Segment Start: Source data

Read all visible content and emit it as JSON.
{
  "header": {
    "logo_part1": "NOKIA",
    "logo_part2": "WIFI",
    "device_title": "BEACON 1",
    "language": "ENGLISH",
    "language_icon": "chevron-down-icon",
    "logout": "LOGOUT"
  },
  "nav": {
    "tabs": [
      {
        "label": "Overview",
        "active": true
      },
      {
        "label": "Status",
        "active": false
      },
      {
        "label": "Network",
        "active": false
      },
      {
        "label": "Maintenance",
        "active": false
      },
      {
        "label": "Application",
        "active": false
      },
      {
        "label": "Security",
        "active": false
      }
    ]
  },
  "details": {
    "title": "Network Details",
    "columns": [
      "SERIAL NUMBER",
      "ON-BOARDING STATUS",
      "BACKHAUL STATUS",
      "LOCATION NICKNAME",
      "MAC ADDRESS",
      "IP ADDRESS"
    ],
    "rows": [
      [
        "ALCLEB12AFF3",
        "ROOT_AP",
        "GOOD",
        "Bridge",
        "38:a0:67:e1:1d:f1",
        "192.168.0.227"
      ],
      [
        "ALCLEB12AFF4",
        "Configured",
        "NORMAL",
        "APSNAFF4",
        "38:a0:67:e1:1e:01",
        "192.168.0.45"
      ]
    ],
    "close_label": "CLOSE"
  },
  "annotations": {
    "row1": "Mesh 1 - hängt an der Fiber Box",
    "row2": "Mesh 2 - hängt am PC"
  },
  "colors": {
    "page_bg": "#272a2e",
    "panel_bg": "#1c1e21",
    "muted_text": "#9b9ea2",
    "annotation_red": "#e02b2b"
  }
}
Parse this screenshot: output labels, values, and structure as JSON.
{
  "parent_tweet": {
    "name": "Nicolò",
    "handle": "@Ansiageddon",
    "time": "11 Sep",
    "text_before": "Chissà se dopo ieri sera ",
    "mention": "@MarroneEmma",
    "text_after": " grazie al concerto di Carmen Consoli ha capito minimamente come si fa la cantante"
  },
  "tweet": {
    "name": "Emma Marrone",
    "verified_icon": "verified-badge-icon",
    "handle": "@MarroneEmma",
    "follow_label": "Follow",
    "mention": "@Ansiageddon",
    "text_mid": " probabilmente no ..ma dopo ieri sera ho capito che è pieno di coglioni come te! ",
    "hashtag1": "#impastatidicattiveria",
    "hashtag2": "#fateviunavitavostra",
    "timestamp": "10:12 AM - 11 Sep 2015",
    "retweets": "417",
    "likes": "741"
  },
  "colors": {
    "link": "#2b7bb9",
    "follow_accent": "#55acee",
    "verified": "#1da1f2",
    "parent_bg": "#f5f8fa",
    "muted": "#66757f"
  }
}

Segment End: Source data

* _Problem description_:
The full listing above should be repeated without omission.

* _Solved exercise_:
Read all visible content and emit it as JSON.
{
  "header": {
    "logo_part1": "NOKIA",
    "logo_part2": "WIFI",
    "device_title": "BEACON 1",
    "language": "ENGLISH",
    "language_icon": "chevron-down-icon",
    "logout": "LOGOUT"
  },
  "nav": {
    "tabs": [
      {
        "label": "Overview",
        "active": true
      },
      {
        "label": "Status",
        "active": false
      },
      {
        "label": "Network",
        "active": false
      },
      {
        "label": "Maintenance",
        "active": false
      },
      {
        "label": "Application",
        "active": false
      },
      {
        "label": "Security",
        "active": false
      }
    ]
  },
  "details": {
    "title": "Network Details",
    "columns": [
      "SERIAL NUMBER",
      "ON-BOARDING STATUS",
      "BACKHAUL STATUS",
      "LOCATION NICKNAME",
      "MAC ADDRESS",
      "IP ADDRESS"
    ],
    "rows": [
      [
        "ALCLEB12AFF3",
        "ROOT_AP",
        "GOOD",
        "Bridge",
        "38:a0:67:e1:1d:f1",
        "192.168.0.227"
      ],
      [
        "ALCLEB12AFF4",
        "Configured",
        "NORMAL",
        "APSNAFF4",
        "38:a0:67:e1:1e:01",
        "192.168.0.45"
      ]
    ],
    "close_label": "CLOSE"
  },
  "annotations": {
    "row1": "Mesh 1 - hängt an der Fiber Box",
    "row2": "Mesh 2 - hängt am PC"
  },
  "colors": {
    "page_bg": "#272a2e",
    "panel_bg": "#1c1e21",
    "muted_text": "#9b9ea2",
    "annotation_red": "#e02b2b"
  }
}
Parse this screenshot: output labels, values, and structure as JSON.
{
  "parent_tweet": {
    "name": "Nicolò",
    "handle": "@Ansiageddon",
    "time": "11 Sep",
    "text_before": "Chissà se dopo ieri sera ",
    "mention": "@MarroneEmma",
    "text_after": " grazie al concerto di Carmen Consoli ha capito minimamente come si fa la cantante"
  },
  "tweet": {
    "name": "Emma Marrone",
    "verified_icon": "verified-badge-icon",
    "handle": "@MarroneEmma",
    "follow_label": "Follow",
    "mention": "@Ansiageddon",
    "text_mid": " probabilmente no ..ma dopo ieri sera ho capito che è pieno di coglioni come te! ",
    "hashtag1": "#impastatidicattiveria",
    "hashtag2": "#fateviunavitavostra",
    "timestamp": "10:12 AM - 11 Sep 2015",
    "retweets": "417",
    "likes": "741"
  },
  "colors": {
    "link": "#2b7bb9",
    "follow_accent": "#55acee",
    "verified": "#1da1f2",
    "parent_bg": "#f5f8fa",
    "muted": "#66757f"
  }
}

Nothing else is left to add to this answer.